I have noticed an increase in: multigenerational family (and single-parent) cruising; passengers who want child-free ships; niche operations, such as expedition cruises; passengers who simply want ‘cheap and cheerful, drinks-inclusive’ cruises that provide perceived good value; the number of cruise companies and ships for language-specific markets (such as German, Italian, Portuguese or Spanish). Mini-trends include the push towards totally smoke-free ship interiors, healthier food venues and the growth in long, extended voyages.

What’s the first thing you notice when you’re on a ship?

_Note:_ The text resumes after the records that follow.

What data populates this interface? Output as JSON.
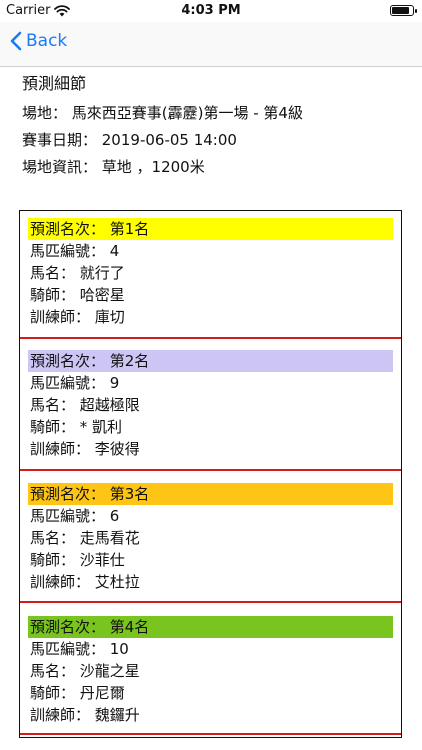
{
  "status_bar": {
    "carrier": "Carrier",
    "time": "4:03 PM"
  },
  "nav": {
    "back_label": "Back"
  },
  "details": {
    "title": "預測細節",
    "venue": "場地：  馬來西亞賽事(霹靂)第一場 - 第4級",
    "date": "賽事日期：  2019-06-05   14:00",
    "track": "場地資訊：  草地  ，1200米"
  },
  "predictions": [
    {
      "rank": "預測名次：  第1名",
      "number": "馬匹編號：  4",
      "horse": "馬名：  就行了",
      "jockey": "騎師：  哈密星",
      "trainer": "訓練師：  庫切",
      "color": "#ffff00"
    },
    {
      "rank": "預測名次：  第2名",
      "number": "馬匹編號：  9",
      "horse": "馬名：  超越極限",
      "jockey": "騎師：  * 凱利",
      "trainer": "訓練師：  李彼得",
      "color": "#cdc6f5"
    },
    {
      "rank": "預測名次：  第3名",
      "number": "馬匹編號：  6",
      "horse": "馬名：  走馬看花",
      "jockey": "騎師：  沙菲仕",
      "trainer": "訓練師：  艾杜拉",
      "color": "#ffc515"
    },
    {
      "rank": "預測名次：  第4名",
      "number": "馬匹編號：  10",
      "horse": "馬名：  沙龍之星",
      "jockey": "騎師：  丹尼爾",
      "trainer": "訓練師：  魏鑼升",
      "color": "#7ac41f"
    }
  ]
}
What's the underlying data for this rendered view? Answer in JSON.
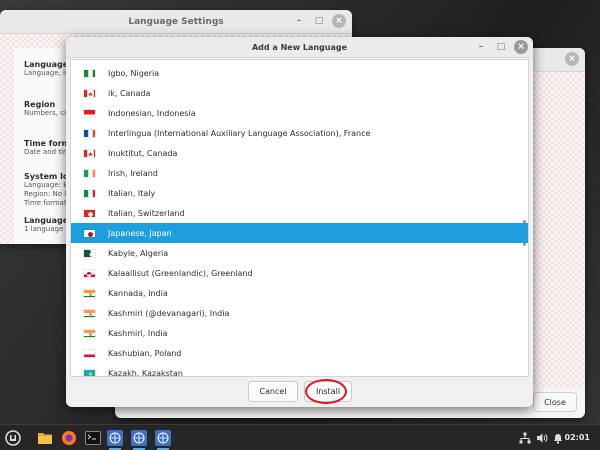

Within five minutes, I know the operating standard passengers receive. It’s called professionalism and experience. I also receive letters and emails from over 3,000 passengers each year – and they keep me very well informed. So take the chocolate away from the pillow or start charging for postcards and I will know within 24 hours!  The most I need is about three or four days per ship. I have no favourites – that’s why the evaluations and ratings are totally objective.

What annoys and pleases you most about a ship?

If I take a personal cruise with my wife, perhaps the most annoying [thing is] unnecessary announcements, often repeated. Perhaps the most pleasing thing is being at sea rather than in port, because cruise ships come alive most when they are at sea. It’s quite difficult to find the level of service and hospitality found aboard the higher rated ships [in land-based accommodation].

How do you go about comparing so many vessels?

It’s about experience, dedication and real, hard work – I have not had a decent personal holiday for years! No-one would be stupid enough to do what I do but I still enjoy it all – except for the hassles of getting to and from the ships. Airports, taxis, timing, lost luggage [and] impersonal airline service can be frustrating even to a hardened traveller like me.

Three things are necessary for this job: honesty, integrity and experience. I have earned the respect of the cruise lines over the 26 years I have been writing the book. They know they can’t ‘buy’ me. Even when they know I am aboard, they know well enough to leave me alone. If I need something,
I can always ask for it.

What’s your favourite activity at sea?

If I have any spare time, I like to read or talk to other passengers and have an occasional massage. I typically manage to visit between 30 and 60 ships, and sail aboard 20 to 30 of them – sometimes my wife is able to join me. But my wife and I always try to spend Christmas at home, on land, each year.

Do you get invited on board the ships or do you pay to go?

Under the terms of my contract, I am not at liberty to disclose such details. Like all passengers, however, I spend a lot of my personal money on gratuities, flights, trains, taxis and other travel arrangements – plus replacing or repairing luggage!

Do you sail incognito?

Partly incognito and partly known, because it’s easier to discuss things with the hotel manager or other key management. The cruise lines accept the ratings as fair and objective, and find them useful for internal comparative purposes as well as for competitive marketing purposes.

What is the worst cruise ship you’ve ever been on?

Some things must remain secret! Actually, under the terms of my contract, I am not permitted to state the worst-ever cruise ship I have experienced. But there have been several – most of which have now gone to ‘the beach’ (scrapyard). Remember, though, that I [cruise on] many ships that have poor-quality food and service.

Do you plan to visit Australia or New Zealand in the near future?

Yes – this year.